By Andrew Kahn
The trade deadline brought about a lot of moves, but perhaps the most surprising came on Tuesday, when Detroit Tigers general manager and president Dave Dombrowski was fired. Dombrowski’s contract did not go past this season. He led the franchise’s resurgence—they reached the World Series in 2006 and the playoffs each of the past four seasons—but were three games under .500 and in third place when he was let go. Less stunning is Clayton Kershaw’s streak of 37 scoreless innings. He faced Mike Trout in his last start, the first time in baseball history that reigning MVPs faced each other in the regular season. He’ll pitch again tonight in Pittsburgh.
Meet the (first place) Mets
It’s been a crazy couple of weeks for the Mets. Last Wednesday, the trade with the Brewers fell through. The next day, the Mets blew a three-run lead with two outs and two strikes in the ninth and nobody on base. Last Friday, Wilmer Flores made the Mets look smart for keeping him when he blasted a walk-off homer against Washington. They haven’t lost since, sweeping the Nationals and then the Marlins. New York is 1.5 games up on Washington. The reason for the winning streak is that the hitting has matched the stellar pitching. New acquisitions Yoenis Cespedes and Juan Uribe have been impactful and Lucas Duda has been on a home run tear. The Mets scored 25 runs in their three-game series in Miami. They’ll send Jacob deGrom, the red-hot Noah Syndergaard, and Bartolo Colon to the hill against the Rays this weekend. Washington faces the Rockies.
Walk-offs come in all shapes and sizes, and Wednesday was proof. Adam Eaton led off for the White Sox in the bottom of the tenth with a single and stole second. The next batter flew out, and the Rays decided to intentionally walk the next two batters. Perhaps Brad Boxberger got in the habit of throwing balls, because he walked Avisail Garcia on five pitches. Wild pitching was the theme in Anaheim, too, as Cleveland’s Cody Allen walked two batters in the bottom of the ninth before throwing a wild pitch that plated the winning run:
[mlbvideo id=”335255883″ width=”400″ height=”224″ /]
In Colorado, Michael McKenry ended things in a more traditional manner: he smacked a home run in the 11th to beat Seattle.
Kendrys Morales is not known for his speed or agility. Russell Martin is a fine defensive catcher. In this particular play, Morales looks dead when he rounds third. The throw is on line and Martin handles it cleanly. Here’s what happens next:
That’s a pop-up slide from Morales, followed by a quick step on the plate despite Martin nearly tripping him up.

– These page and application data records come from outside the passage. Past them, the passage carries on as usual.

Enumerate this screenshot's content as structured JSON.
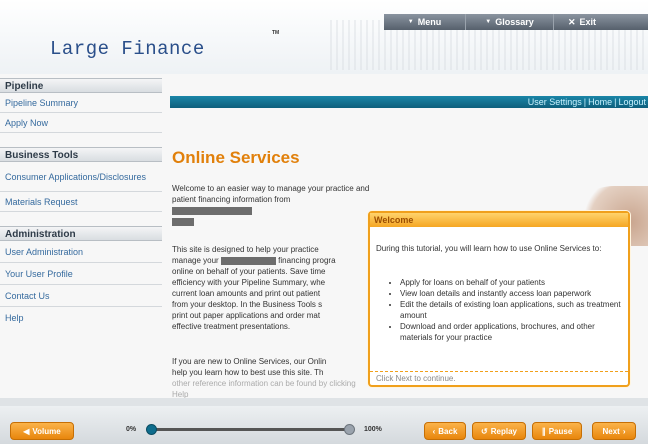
{
  "header": {
    "logo": "Large Finance",
    "tm": "TM",
    "nav": {
      "menu": "Menu",
      "glossary": "Glossary",
      "exit": "Exit"
    }
  },
  "user_links": [
    "User Settings",
    "Home",
    "Logout"
  ],
  "sidebar": {
    "sections": [
      {
        "title": "Pipeline",
        "items": [
          "Pipeline Summary",
          "Apply Now"
        ]
      },
      {
        "title": "Business Tools",
        "items": [
          "Consumer Applications/Disclosures",
          "Materials Request"
        ]
      },
      {
        "title": "Administration",
        "items": [
          "User Administration",
          "Your User Profile",
          "Contact Us",
          "Help"
        ]
      }
    ]
  },
  "main": {
    "title": "Online Services",
    "welcome_a": "Welcome to an easier way to manage your practice and",
    "welcome_b": "patient financing information from",
    "p2_l1": "This site is designed to help your practice",
    "p2_l2a": "manage your",
    "p2_l2b": "financing progra",
    "p2_l3": "online on behalf of your patients. Save time",
    "p2_l4": "efficiency with your Pipeline Summary, whe",
    "p2_l5": "current loan amounts and print out patient",
    "p2_l6": "from your desktop. In the Business Tools s",
    "p2_l7": "print out paper applications and order mat",
    "p2_l8": "effective treatment presentations.",
    "p3_l1": "If you are new to Online Services, our Onlin",
    "p3_l2": "help you learn how to best use this site. Th",
    "p3_l3": "other reference information can be found by clicking Help"
  },
  "popup": {
    "title": "Welcome",
    "intro": "During this tutorial, you will learn how to use Online Services to:",
    "bullets": [
      "Apply for loans on behalf of your patients",
      "View loan details and instantly access loan paperwork",
      "Edit the details of existing loan applications, such as treatment amount",
      "Download and order applications, brochures, and other materials for your practice"
    ],
    "footer": "Click Next to continue."
  },
  "controls": {
    "volume": "Volume",
    "progress_start": "0%",
    "progress_end": "100%",
    "progress_fraction": 0.0,
    "back": "Back",
    "replay": "Replay",
    "pause": "Pause",
    "next": "Next"
  },
  "icons": {
    "volume": "speaker-icon",
    "back": "chevron-left-icon",
    "replay": "replay-icon",
    "pause": "pause-icon",
    "next": "chevron-right-icon"
  },
  "colors": {
    "accent": "#e1800b",
    "link": "#356a9e",
    "band": "#1b86a8"
  }
}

Adrian Beltre needed only five innings on Monday to hit for the cycle. He became the fourth player to hit for the cycle three times and first since the 1930s. The Rangers’ third baseman needed the minimum four plate appearances: he tripled in the first, doubled in the second, singled in the third, and homered in the fifth for the Rangers’ 12th run of the game. Even more impressive was that they came against three different pitchers: Houston starter Lance McCullers and relievers Josh Fields and Mike Fiers.

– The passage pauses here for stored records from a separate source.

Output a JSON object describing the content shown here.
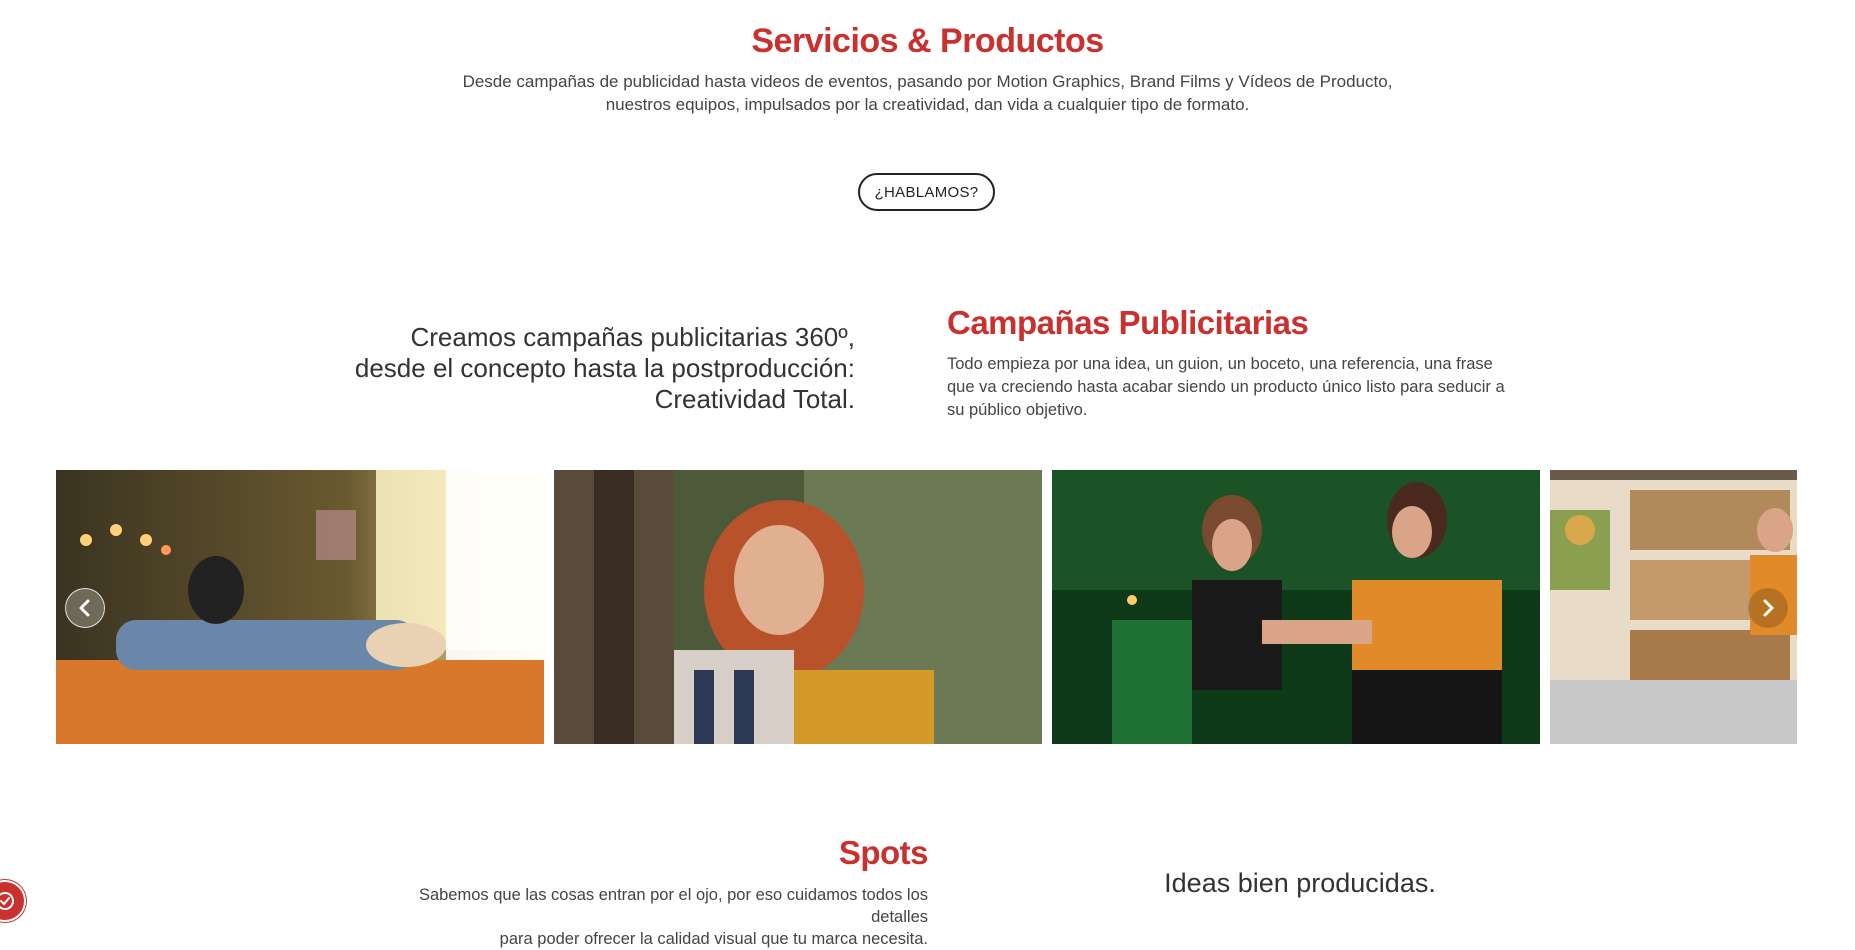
{
  "services": {
    "title": "Servicios & Productos",
    "description": "Desde campañas de publicidad hasta videos de eventos, pasando por Motion Graphics, Brand Films y Vídeos de Producto, nuestros equipos, impulsados por la creatividad, dan vida a cualquier tipo de formato.",
    "cta_label": "¿HABLAMOS?"
  },
  "campaigns": {
    "tagline_line1": "Creamos campañas publicitarias 360º,",
    "tagline_line2": "desde el concepto hasta la postproducción:",
    "tagline_line3": "Creatividad Total.",
    "title": "Campañas Publicitarias",
    "description": "Todo empieza por una idea, un guion, un boceto, una referencia, una frase que va creciendo hasta acabar siendo un producto único listo para seducir a su público objetivo."
  },
  "carousel": {
    "slides": [
      "bedroom-scene",
      "forest-scene",
      "tattoo-studio-scene",
      "bakery-shop-scene"
    ],
    "prev_icon": "chevron-left-icon",
    "next_icon": "chevron-right-icon"
  },
  "spots": {
    "title": "Spots",
    "description_line1": "Sabemos que las cosas entran por el ojo, por eso cuidamos todos los detalles",
    "description_line2": "para poder ofrecer la calidad visual que tu marca necesita.",
    "tagline": "Ideas bien producidas."
  },
  "colors": {
    "accent": "#c8312e",
    "text": "#333333"
  },
  "badge_icon": "check-shield-icon"
}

Jimmy Rollins returned to Philadelphia for the first time as a Dodger on Tuesday. He went 2 for 5 with a double in a 6-2 loss. Rollins played for the Phillies for the first 15 years of his career before getting dealt to the Dodgers in the offseason. Rollins’ return reminds us of how rare it is these days for a player to stay with one team exclusively for at least 10 seasons. Current Phillies Chase Utley, Ryan Howard, and Carlos Ruiz (who is in his tenth season) meet the criteria to be considered a baseball “lifer,” as do Yadier Molina, David Wright, Joe Mauer, Matt Cain, Felix Hernandez, Ryan Zimmerman, and Justin Verlander. But that’s it. Cole Hamels was there this season, but he was traded.

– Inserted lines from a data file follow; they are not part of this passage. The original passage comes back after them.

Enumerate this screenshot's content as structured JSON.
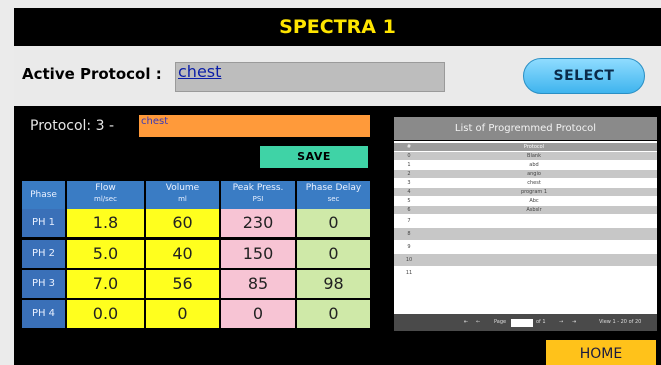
{
  "header": {
    "title": "SPECTRA 1"
  },
  "active": {
    "label": "Active Protocol :",
    "value": "chest",
    "select_label": "SELECT"
  },
  "protocol": {
    "label": "Protocol:  3 -",
    "name": "chest",
    "save_label": "SAVE"
  },
  "phase_table": {
    "headers": [
      {
        "line1": "Phase",
        "line2": ""
      },
      {
        "line1": "Flow",
        "line2": "ml/sec"
      },
      {
        "line1": "Volume",
        "line2": "ml"
      },
      {
        "line1": "Peak Press.",
        "line2": "PSI"
      },
      {
        "line1": "Phase Delay",
        "line2": "sec"
      }
    ],
    "rows": [
      {
        "phase": "PH 1",
        "flow": "1.8",
        "volume": "60",
        "pressure": "230",
        "delay": "0"
      },
      {
        "phase": "PH 2",
        "flow": "5.0",
        "volume": "40",
        "pressure": "150",
        "delay": "0"
      },
      {
        "phase": "PH 3",
        "flow": "7.0",
        "volume": "56",
        "pressure": "85",
        "delay": "98"
      },
      {
        "phase": "PH 4",
        "flow": "0.0",
        "volume": "0",
        "pressure": "0",
        "delay": "0"
      }
    ]
  },
  "program_list": {
    "title": "List of Progremmed Protocol",
    "col_num": "#",
    "col_name": "Protocol",
    "rows": [
      {
        "num": "0",
        "name": "Blank"
      },
      {
        "num": "1",
        "name": "abd"
      },
      {
        "num": "2",
        "name": "angio"
      },
      {
        "num": "3",
        "name": "chest"
      },
      {
        "num": "4",
        "name": "program 1"
      },
      {
        "num": "5",
        "name": "Abc"
      },
      {
        "num": "6",
        "name": "Asbslr"
      },
      {
        "num": "7",
        "name": ""
      },
      {
        "num": "8",
        "name": ""
      },
      {
        "num": "9",
        "name": ""
      },
      {
        "num": "10",
        "name": ""
      },
      {
        "num": "11",
        "name": ""
      }
    ],
    "footer": {
      "page_label": "Page",
      "of_label": "of 1",
      "view_label": "View 1 - 20 of 20"
    }
  },
  "footer": {
    "home_label": "HOME"
  },
  "colors": {
    "title": "#ffe500",
    "select": "#3fb4ee",
    "protocol_name_bg": "#ff9a3a",
    "save": "#3fd3a6",
    "header_blue": "#3a7cc4",
    "flow_volume": "#ffff1e",
    "pressure": "#f7c4d4",
    "delay": "#cfe9a8",
    "home": "#ffc21a"
  }
}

Andrew Kahn is a regular contributor to CBS Local who also writes for Newsday and The Wall Street Journal. He writes about baseball and other sports at http://andrewjkahn.com. Email him at firstname.lastname@example.org and follow him on Twitter at @AndrewKahn